About this exercise:
Check each line of the data, and copy those where "voice" appears.

Website and app data records:
%%

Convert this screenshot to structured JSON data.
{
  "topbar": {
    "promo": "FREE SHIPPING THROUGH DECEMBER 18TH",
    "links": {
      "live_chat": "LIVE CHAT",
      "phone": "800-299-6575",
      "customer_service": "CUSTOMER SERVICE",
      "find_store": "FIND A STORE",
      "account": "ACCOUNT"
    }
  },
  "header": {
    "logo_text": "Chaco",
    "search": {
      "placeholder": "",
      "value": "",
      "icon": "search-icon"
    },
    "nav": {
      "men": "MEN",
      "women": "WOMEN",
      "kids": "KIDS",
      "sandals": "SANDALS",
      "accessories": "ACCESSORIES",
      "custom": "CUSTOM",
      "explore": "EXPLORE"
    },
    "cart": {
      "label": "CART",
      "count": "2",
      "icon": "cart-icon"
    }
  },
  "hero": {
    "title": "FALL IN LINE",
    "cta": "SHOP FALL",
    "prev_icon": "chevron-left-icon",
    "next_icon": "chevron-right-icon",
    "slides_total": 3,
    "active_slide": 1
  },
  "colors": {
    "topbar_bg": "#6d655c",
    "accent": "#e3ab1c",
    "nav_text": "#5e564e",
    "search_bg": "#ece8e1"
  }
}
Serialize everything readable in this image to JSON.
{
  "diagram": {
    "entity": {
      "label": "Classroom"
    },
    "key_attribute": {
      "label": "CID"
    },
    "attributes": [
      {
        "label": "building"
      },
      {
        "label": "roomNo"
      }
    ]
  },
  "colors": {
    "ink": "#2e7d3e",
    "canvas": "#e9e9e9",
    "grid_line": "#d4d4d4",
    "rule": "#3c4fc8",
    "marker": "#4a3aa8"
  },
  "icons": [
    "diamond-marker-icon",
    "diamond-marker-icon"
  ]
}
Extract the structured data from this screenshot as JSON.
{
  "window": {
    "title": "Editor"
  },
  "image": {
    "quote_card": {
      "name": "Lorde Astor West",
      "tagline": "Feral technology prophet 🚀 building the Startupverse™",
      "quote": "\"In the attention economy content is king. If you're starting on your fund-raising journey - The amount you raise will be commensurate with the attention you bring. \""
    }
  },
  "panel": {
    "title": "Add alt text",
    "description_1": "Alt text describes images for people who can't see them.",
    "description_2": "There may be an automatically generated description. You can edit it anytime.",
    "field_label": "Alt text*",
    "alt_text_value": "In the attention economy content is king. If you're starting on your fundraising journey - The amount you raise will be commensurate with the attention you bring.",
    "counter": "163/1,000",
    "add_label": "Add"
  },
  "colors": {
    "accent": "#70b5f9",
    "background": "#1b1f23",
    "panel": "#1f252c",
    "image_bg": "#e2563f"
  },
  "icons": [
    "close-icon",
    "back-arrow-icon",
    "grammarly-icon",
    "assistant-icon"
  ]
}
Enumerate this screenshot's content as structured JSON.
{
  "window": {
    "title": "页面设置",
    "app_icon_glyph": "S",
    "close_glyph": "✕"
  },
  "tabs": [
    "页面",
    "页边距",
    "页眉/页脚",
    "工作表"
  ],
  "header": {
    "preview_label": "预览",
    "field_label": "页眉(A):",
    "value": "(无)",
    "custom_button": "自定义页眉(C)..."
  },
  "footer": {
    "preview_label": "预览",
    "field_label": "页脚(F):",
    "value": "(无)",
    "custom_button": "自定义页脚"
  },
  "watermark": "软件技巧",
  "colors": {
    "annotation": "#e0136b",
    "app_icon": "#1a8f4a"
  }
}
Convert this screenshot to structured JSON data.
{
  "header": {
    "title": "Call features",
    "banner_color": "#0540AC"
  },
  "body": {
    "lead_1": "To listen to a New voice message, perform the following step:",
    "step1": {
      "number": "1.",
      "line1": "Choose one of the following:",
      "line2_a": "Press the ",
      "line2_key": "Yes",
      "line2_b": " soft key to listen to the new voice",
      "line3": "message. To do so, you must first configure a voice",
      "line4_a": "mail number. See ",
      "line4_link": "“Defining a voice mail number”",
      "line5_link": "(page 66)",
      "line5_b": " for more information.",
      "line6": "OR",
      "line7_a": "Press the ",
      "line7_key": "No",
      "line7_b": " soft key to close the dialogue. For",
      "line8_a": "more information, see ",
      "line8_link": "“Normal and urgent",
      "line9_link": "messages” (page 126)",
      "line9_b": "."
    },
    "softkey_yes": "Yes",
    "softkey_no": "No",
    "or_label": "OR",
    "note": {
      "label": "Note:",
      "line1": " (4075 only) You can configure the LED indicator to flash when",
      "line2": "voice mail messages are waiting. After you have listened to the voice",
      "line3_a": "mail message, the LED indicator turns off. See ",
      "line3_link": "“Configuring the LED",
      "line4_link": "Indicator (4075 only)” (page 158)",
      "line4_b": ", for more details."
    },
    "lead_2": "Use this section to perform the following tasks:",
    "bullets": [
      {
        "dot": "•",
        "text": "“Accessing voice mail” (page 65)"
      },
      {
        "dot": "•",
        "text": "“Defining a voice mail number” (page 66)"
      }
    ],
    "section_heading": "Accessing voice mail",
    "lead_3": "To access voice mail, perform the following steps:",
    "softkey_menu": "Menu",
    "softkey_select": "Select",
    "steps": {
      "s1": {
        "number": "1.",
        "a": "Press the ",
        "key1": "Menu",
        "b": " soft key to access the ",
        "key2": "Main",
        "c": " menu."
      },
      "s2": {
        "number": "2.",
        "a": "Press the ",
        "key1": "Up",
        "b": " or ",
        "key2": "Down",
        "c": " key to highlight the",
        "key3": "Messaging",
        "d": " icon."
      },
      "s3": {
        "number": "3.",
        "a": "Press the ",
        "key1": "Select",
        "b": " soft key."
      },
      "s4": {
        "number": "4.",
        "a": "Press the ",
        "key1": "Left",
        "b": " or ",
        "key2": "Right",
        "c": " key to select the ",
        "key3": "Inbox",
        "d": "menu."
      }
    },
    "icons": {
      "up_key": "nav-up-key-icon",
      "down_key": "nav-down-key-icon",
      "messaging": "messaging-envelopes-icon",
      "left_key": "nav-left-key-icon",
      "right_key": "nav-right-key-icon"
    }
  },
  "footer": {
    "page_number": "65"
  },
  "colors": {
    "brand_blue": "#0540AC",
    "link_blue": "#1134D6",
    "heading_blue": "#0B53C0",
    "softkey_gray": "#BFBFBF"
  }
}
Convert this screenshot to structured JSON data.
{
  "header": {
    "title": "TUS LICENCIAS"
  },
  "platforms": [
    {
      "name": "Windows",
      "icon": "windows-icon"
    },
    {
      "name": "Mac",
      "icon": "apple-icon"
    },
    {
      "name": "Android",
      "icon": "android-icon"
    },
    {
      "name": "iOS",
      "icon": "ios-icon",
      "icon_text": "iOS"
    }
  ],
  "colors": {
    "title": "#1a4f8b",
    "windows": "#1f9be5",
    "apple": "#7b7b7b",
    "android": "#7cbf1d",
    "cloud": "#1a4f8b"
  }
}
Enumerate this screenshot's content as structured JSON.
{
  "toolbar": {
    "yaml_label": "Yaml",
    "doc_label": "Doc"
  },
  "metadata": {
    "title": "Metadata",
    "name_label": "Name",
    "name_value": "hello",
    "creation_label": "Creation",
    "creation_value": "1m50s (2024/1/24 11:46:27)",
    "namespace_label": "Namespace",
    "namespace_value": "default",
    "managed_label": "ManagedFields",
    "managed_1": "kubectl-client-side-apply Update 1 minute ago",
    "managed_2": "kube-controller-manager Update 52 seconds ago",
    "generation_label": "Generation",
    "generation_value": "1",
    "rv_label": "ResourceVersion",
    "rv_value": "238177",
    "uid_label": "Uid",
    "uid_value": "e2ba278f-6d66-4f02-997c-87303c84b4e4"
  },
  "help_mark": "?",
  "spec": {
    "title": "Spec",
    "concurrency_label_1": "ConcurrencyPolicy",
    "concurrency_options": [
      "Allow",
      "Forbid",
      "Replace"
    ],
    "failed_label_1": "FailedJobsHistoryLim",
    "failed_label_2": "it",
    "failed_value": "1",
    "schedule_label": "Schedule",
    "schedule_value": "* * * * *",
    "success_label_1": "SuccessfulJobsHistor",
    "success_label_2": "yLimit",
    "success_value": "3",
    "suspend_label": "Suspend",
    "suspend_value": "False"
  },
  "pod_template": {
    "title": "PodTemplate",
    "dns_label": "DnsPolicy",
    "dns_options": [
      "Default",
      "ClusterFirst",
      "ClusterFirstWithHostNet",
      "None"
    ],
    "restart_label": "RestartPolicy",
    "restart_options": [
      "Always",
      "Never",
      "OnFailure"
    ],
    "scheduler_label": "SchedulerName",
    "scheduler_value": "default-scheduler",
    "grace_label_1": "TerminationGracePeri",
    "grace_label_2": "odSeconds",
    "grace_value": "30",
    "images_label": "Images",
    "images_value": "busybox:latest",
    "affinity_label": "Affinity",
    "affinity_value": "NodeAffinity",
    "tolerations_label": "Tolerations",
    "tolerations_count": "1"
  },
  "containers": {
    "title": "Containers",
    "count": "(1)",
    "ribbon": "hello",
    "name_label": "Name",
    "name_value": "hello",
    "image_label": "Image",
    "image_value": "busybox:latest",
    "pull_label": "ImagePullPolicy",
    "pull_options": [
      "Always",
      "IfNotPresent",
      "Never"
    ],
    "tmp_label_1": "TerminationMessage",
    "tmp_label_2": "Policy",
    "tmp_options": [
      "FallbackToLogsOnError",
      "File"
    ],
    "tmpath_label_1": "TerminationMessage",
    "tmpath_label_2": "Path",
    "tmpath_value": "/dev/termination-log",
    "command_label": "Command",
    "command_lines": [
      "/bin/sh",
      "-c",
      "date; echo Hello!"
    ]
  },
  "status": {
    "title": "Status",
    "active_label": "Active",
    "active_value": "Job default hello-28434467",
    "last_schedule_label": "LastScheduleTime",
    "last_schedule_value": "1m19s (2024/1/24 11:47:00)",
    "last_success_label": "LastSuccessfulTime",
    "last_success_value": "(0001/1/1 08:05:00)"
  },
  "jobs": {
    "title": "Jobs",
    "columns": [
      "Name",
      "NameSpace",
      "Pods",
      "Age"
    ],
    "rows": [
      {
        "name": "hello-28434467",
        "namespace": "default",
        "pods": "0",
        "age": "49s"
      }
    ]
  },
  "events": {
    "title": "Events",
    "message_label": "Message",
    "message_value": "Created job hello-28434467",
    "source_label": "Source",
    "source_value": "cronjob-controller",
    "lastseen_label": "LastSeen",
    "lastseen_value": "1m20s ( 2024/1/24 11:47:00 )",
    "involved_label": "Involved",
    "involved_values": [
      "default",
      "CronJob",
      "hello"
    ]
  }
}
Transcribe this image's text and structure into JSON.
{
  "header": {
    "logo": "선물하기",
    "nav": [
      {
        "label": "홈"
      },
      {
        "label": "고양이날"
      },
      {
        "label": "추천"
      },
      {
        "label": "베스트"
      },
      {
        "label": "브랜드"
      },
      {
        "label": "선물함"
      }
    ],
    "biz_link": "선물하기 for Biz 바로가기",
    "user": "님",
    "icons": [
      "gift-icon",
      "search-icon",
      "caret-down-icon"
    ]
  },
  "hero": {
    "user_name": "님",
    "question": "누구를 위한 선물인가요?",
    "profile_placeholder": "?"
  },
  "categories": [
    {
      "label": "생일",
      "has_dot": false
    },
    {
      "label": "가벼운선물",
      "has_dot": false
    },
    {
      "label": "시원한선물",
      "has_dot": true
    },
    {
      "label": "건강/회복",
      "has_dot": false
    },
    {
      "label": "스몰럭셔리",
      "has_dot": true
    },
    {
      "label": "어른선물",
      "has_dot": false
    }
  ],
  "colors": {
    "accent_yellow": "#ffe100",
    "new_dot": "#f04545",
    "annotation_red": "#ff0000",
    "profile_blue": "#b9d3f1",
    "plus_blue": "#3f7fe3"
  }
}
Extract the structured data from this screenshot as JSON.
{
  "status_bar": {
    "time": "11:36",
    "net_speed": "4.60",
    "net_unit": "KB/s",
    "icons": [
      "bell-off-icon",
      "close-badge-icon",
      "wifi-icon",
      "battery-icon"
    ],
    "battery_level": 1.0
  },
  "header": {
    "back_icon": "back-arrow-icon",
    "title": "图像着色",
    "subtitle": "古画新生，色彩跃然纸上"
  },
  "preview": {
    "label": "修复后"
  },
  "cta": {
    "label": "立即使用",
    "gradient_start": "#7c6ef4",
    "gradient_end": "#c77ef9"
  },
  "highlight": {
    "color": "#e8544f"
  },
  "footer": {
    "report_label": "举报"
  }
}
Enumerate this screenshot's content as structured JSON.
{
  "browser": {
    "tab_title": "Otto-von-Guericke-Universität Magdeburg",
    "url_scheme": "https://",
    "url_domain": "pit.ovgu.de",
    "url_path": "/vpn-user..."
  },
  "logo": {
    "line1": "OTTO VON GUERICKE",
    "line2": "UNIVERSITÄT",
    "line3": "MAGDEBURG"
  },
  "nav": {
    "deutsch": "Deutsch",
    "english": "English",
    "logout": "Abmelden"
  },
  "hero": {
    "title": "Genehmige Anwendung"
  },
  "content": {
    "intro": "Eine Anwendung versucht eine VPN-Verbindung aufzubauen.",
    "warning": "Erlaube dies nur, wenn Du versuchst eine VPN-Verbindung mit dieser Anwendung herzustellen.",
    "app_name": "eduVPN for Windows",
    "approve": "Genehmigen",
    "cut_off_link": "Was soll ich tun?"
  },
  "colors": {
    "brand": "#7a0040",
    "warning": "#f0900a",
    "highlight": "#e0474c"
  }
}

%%

Result of this task:
    "lead_1": "To listen to a New voice message, perform the following step:",
      "line2_b": " soft key to listen to the new voice",
      "line3": "message. To do so, you must first configure a voice",
      "line4_link": "“Defining a voice mail number”",
      "line2": "voice mail messages are waiting. After you have listened to the voice",
        "text": "“Accessing voice mail” (page 65)"
        "text": "“Defining a voice mail number” (page 66)"
    "section_heading": "Accessing voice mail",
    "lead_3": "To access voice mail, perform the following steps:",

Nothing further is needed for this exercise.